DON’T ASSUME YOU’VE IDENTIFIED EVERY TOPIC
Give leaders the opportunity to describe their most critical chapter pain points. What prevents their chapter from growing? What’s causing members to not renew? What gets in the way of them doing their best job as leaders? Keep the survey brief and focused on conference content. If you need feedback on other issues, save those requests for another day.
CREATE A CONFERENCE ADVISORY BOARD
A conference advisory board made up of former and existing chapter leaders can also help you understand what chapter leaders need to succeed. Make sure some of those board members have also been involved in national leadership so that perspective is part of the discussion.
PLAN FOR 2 EDUCATIONAL TRACKS
One for new and one for veteran chapter leaders. New leaders need to know the basics, for example, how to develop budgets, create and understand financial reports, and comply with federal and state regulations. Veteran leaders may have mastered those financial responsibilities, but don’t assume they have—their survey responses will reveal their needs.
FOCUS ON TOPICS TO LEARN TOGETHER
And please, don’t spend valuable conference time on passive, informational sessions. For example, don’t dedicate an hour to a review of legislative and regulatory issues. Chapter leaders can read, watch videos, or participate in webcasts about those issues at home on their own time. Focus on topics chapter leaders can actively learn together in person.
To ensure you cover the essentials, take a cue from the National Speakers Association. Their conference focused on the “Five Ms” of chapter leadership: management, marketing, meetings, membership, and money. Here’s a sampling of topics from other chapter leadership conferences:
- Budgeting basics
- Chapter dashboards
- Event contracts
- Business partnerships (sponsorship/exhibitor sales)
- Marketing 101
- Chapter website must-haves
- Leadership development
- Diversity and inclusion
- Educational program development
- Member onboarding and engagement
- High-performing boards and board self-evaluation
And, a topic near and dear to our heart: technology strategy.
TAKE ADVANTAGE OF SUBJECT MATTER EXPERTS AND PARTNERS
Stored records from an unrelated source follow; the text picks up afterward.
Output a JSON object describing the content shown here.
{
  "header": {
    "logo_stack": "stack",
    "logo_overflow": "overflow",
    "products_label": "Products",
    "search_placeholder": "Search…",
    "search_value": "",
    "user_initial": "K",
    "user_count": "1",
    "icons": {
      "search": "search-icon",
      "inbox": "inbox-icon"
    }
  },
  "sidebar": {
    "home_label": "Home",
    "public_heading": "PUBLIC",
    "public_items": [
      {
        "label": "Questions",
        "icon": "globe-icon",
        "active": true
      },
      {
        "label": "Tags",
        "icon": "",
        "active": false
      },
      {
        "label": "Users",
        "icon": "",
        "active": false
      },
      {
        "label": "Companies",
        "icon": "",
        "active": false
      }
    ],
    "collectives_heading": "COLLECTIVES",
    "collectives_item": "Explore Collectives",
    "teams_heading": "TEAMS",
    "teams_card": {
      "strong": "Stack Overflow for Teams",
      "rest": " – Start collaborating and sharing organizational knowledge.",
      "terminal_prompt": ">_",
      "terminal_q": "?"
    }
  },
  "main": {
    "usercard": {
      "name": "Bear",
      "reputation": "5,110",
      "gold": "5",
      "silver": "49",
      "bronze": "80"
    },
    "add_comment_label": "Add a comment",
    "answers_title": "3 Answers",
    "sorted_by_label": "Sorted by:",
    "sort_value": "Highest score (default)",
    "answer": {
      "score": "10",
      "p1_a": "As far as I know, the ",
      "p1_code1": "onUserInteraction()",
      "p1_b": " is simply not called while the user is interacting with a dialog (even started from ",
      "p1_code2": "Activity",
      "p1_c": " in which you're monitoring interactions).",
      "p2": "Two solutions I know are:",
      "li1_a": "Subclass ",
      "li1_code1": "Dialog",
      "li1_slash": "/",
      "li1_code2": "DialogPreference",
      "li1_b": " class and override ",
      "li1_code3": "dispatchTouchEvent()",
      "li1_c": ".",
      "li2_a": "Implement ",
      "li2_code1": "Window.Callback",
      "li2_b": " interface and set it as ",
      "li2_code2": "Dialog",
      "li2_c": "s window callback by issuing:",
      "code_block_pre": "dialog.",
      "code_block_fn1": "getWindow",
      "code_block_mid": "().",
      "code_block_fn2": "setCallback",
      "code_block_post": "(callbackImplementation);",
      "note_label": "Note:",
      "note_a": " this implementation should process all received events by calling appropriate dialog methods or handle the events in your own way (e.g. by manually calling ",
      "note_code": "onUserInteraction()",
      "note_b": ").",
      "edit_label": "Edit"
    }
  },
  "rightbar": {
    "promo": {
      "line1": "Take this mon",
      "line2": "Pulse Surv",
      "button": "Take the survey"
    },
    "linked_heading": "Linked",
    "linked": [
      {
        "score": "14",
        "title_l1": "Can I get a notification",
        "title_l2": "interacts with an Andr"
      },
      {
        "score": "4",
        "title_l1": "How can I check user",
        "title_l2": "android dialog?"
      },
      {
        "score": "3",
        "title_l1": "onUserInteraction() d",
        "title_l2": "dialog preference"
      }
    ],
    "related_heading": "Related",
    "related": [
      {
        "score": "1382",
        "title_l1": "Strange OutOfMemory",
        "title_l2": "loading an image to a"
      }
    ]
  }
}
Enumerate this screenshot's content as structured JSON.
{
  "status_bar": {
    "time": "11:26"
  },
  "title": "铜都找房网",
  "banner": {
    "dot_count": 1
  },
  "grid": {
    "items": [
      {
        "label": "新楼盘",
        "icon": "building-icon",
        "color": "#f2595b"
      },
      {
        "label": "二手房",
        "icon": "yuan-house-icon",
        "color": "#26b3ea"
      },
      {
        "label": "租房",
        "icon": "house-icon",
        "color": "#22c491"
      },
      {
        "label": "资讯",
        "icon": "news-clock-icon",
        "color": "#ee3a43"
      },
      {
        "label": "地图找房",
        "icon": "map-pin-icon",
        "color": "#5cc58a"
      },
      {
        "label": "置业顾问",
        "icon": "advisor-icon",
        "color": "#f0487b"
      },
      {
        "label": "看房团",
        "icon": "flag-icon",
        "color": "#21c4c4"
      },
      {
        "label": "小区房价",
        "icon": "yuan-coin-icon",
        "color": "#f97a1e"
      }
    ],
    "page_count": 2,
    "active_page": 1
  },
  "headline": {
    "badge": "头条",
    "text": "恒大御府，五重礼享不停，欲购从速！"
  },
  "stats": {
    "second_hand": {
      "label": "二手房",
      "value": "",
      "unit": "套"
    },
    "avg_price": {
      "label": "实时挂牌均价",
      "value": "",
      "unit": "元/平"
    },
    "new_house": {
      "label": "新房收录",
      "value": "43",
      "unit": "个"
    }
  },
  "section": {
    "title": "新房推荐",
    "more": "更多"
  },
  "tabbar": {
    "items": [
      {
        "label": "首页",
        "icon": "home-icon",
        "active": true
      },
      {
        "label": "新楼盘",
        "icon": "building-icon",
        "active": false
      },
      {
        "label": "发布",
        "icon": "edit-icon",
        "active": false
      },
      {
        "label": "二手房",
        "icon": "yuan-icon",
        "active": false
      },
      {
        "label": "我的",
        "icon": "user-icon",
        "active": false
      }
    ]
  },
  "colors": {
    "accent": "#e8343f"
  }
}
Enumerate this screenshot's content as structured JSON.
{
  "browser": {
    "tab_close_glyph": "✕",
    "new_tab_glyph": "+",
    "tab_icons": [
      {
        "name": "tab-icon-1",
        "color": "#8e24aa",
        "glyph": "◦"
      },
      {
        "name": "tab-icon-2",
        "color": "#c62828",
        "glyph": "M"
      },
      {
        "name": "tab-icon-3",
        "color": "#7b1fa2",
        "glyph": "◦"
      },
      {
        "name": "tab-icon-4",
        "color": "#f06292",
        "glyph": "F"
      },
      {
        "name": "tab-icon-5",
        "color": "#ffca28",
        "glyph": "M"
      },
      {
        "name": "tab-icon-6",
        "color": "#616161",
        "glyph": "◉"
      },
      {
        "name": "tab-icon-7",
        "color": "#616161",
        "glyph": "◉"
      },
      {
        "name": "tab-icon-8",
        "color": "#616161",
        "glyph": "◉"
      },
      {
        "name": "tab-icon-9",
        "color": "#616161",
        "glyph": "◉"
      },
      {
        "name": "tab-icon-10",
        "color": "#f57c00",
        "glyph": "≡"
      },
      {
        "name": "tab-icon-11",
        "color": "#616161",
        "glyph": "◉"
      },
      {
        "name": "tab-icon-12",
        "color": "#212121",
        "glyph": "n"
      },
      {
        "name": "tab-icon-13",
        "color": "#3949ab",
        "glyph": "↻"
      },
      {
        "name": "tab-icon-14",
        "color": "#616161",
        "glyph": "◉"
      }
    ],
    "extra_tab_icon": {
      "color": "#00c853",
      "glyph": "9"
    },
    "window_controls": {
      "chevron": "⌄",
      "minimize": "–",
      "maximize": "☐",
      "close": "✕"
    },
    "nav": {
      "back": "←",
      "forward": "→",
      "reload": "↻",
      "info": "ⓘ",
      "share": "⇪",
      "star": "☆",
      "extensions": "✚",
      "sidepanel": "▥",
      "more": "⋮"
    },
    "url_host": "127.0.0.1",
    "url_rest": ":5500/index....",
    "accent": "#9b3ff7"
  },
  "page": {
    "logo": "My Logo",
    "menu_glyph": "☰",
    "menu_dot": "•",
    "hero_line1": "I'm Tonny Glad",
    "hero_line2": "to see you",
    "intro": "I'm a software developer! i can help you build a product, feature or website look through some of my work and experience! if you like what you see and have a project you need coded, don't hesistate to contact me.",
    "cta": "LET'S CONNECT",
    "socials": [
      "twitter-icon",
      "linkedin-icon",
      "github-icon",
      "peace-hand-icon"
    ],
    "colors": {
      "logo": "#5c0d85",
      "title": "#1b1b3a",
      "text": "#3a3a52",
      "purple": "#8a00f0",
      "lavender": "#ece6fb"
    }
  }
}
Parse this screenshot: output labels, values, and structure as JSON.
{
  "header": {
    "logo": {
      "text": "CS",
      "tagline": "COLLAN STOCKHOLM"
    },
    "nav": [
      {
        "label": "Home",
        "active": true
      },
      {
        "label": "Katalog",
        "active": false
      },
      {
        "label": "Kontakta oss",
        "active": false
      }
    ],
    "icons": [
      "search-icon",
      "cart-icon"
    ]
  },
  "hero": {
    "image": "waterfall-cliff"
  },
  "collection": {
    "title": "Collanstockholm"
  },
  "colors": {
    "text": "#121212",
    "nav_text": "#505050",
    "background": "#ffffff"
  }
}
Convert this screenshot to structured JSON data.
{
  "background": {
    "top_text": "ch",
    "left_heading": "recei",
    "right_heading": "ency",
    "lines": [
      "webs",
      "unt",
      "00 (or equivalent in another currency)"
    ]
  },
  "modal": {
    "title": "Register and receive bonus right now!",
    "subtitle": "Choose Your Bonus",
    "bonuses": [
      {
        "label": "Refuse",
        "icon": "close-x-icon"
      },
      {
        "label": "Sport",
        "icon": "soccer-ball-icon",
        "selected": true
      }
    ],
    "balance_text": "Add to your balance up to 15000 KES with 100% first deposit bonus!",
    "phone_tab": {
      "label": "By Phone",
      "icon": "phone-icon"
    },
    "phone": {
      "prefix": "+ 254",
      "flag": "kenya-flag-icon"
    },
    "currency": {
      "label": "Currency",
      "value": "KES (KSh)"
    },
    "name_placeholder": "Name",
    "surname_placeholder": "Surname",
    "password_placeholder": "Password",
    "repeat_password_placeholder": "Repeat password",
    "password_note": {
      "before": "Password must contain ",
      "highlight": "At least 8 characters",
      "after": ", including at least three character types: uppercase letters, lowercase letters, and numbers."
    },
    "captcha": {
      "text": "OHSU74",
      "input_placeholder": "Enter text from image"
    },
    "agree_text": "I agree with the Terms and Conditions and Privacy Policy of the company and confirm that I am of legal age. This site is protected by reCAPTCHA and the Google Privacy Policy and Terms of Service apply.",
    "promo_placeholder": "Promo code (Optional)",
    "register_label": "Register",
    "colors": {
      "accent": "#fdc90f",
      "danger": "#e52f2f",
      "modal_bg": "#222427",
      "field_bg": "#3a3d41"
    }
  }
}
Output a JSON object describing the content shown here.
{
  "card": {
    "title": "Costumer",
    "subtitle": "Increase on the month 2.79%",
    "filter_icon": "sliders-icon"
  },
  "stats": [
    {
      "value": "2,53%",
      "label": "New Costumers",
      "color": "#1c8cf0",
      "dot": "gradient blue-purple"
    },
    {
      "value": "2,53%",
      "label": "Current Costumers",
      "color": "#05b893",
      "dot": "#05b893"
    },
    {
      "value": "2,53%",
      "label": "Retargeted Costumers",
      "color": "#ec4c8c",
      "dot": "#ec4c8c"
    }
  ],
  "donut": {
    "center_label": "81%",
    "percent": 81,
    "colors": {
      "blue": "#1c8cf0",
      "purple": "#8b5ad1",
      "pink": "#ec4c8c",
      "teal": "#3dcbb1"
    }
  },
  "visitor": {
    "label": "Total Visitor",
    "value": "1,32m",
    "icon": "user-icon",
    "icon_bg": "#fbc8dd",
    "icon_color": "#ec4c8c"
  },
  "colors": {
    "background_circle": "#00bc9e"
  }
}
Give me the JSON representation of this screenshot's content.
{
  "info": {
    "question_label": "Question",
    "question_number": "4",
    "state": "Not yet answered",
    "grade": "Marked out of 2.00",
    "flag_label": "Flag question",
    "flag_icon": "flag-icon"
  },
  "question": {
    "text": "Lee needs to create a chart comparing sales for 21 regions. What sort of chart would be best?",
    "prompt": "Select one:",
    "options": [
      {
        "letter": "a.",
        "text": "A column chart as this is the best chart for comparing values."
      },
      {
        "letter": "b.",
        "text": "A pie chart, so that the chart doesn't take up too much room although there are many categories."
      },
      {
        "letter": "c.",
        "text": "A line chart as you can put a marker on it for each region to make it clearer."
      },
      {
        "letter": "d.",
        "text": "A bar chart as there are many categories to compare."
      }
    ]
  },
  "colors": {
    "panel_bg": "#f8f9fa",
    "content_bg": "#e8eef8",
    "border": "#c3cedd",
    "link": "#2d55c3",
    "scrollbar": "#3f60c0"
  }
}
When it’s time to find speakers, don’t forget industry partners. We’ve presented our Chapter Secret Sauce session on technology strategy at several chapter leadership conferences. This session addresses chapter pain points, prompts lively discussions, and leads to changed behavior and processes.